Humanities practitioners put current issues and events into perspective by encouraging critical thinking and analysis, challenging beliefs and values, sparking creativity and encouraging global citizenship and immersing in history. In an effort to further a world that is healthier, hopeful…
Syracuse University’s Maxwell School named No. 1 in ranking of public affairs programs from U.S. News & World Report
Syracuse University’s Maxwell School named No. 1 in ranking of public affairs programs from U.S. News & World Report March 30, 2001Jonathan Hayjhay@syr.edu
The Maxwell School of Syracuse University and Harvard University’s Kennedy School of Government are tied for the honor of the nation’s top graduate program for public affairs in the latest U.S. News & World Report graduate school rankings, and The Maxwell School is ranked among the top 10 schools in all eight public affairs specialties it offers.
The rankings appear in the magazine’s April 9 “America’s Best Graduate Schools” issue-available on newsstands April 2-and on the U.S. News Web site, www.usnews.com. The “Best Graduate Schools” newsstand book, featuring the current rankings and ratings for academic disciplines that were published previously, will also be available April 2.
The Maxwell School was first in two specialties-public management and administration, and public finance and budgeting-and second in information and technology. Maxwell also placed in the top 10 in five other areas that fall under the umbrella of public affairs: social policy (6th); environmental policy (6th); city management and urban policy (tied for 7th); public policy analysis (8th); and nonprofit management (10th).
“I am so very proud and impressed that Syracuse University continues to be the leader in public affairs education,” says SU Vice Chancellor and Provost Deborah A. Freund. “The Maxwell School has a truly global reputation in this field, and it is a reputation that is well deserved.”
Immediately following The Maxwell School and the Kennedy School in the public affairs rankings are Indiana University, Princeton University, the University of California-Berkeley and the University of Georgia.
In its first ranking of public administration programs in 1995, U.S. News put Maxwell at the top. Also, in 1998, U.S. News named Maxwell the nation’s top graduate school in public affairs-the first time the magazine broadened its criteria from public administration to the field of public affairs.

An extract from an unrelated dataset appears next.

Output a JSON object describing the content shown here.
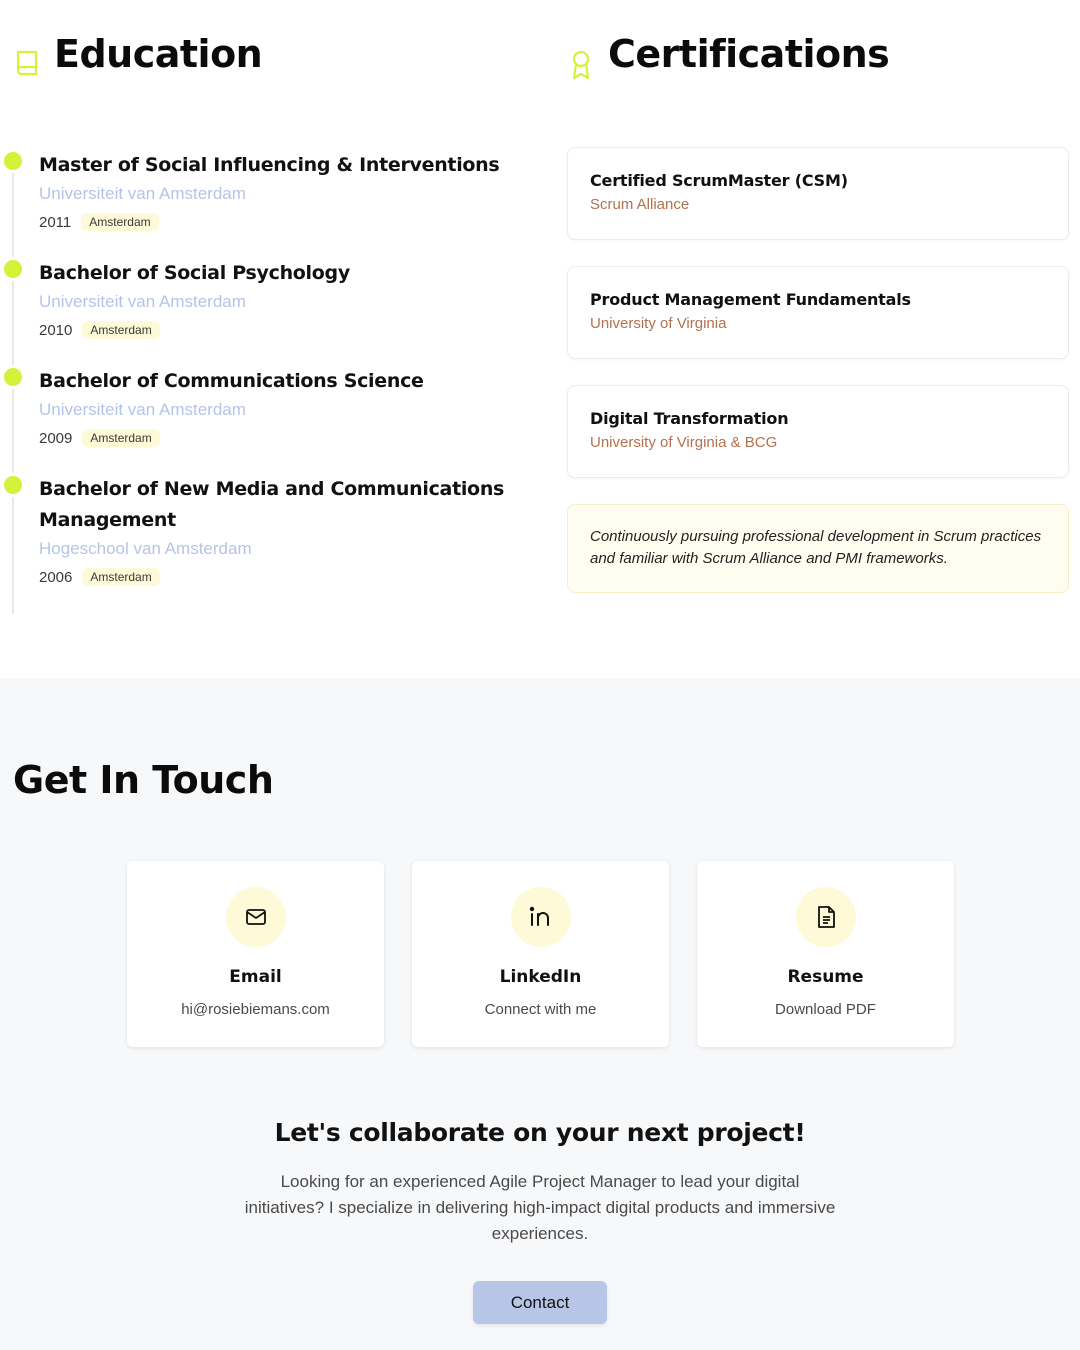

“Needless to say, we’re delighted to once again be ranked number one in the U.S. News ratings of graduate schools of public affairs,” says Maxwell Dean John L. Palmer. “While this year we share the position with Harvard’s Kennedy School of Government, our overall score remains as high as in the last rating, in 1998. Our continued standing at the top of the field represents an extraordinary achievement, given the limited resources for our graduate public affairs mission compared to our closest competitors, and is a testimony to the exceptional quality and dedication of the Maxwell faculty who are responsible for our public affairs-related activities.”
The U.S. News magazine and Web site feature new graduate rankings in business, education, engineering, law, medicine, public affairs, clinical psychology and occupational therapy. U.S. News also has new rankings for Ph.D. programs in economics, English, history, political science, psychology and sociology.
The “Best Graduate Schools” book features previous rankings from several SU schools and colleges. The School of Information Studies is tied for No. 3 among the 48 American Library Association-accredited master’s degree programs and ranks No. 2 and No. 10, respectively, in the library science specialties of information systems and school library media. The School of Education’s speech pathology and rehabilitation counseling programs are tied for No. 18 in their respective categories. The School of Social Work is ranked 36th overall among graduate programs in social work.
The S.I. Newhouse School of Public Communications is ranked as the top graduate school for radio/television studies. The Newhouse School’s public relations program is ranked No. 3 and its advertising and print journalism programs are ranked among the top 15 in the country.
SU’s fine arts program is ranked 26th overall; in individual “fine arts” categories, SU places 7th in ceramics, 11th in photography and 12th in sculpture. The Creative Writing Program in The College of Arts and Sciences is tied for 20th among graduate writing programs. The School of Architecture is ranked 16th overall. Also listed are College of Visual and Performing Arts programs in film (tied for 17th), drama (tied for 37th) and music (tied for 73rd).
To compile the public affairs rankings, U.S. News drew upon the expertise of the Association for Public Policy Analysis and Management and the National Association of Schools of Public Affairs and Administration to identify a pool of 259 programs that encompass the field.
Two questionnaires were sent to each program: one to the dean or department chair and one to an associate dean or senior faculty member who had extensive knowledge of public affairs programs.
These individuals were asked to rate institutions based on their public affairs program’s reputation for scholarship and curriculum, and the quality of their faculty and graduates. A point scale was used: five points for a school considered “distinguished”; four points for “strong”; three points for “good”; two points for “adequate”; and one point for “marginal.” Respondents were asked to check a “don’t know” box, which had no point total, for schools with which they weren’t familiar.
Scores for each school were totaled and divided by the number of respondents who rated that school one through five. Schools were ranked in descending order based on their average scores, with the highest possible score being 5.0.
The Maxwell School scored a 4.5. The response rate for the questionnaire was 46 percent.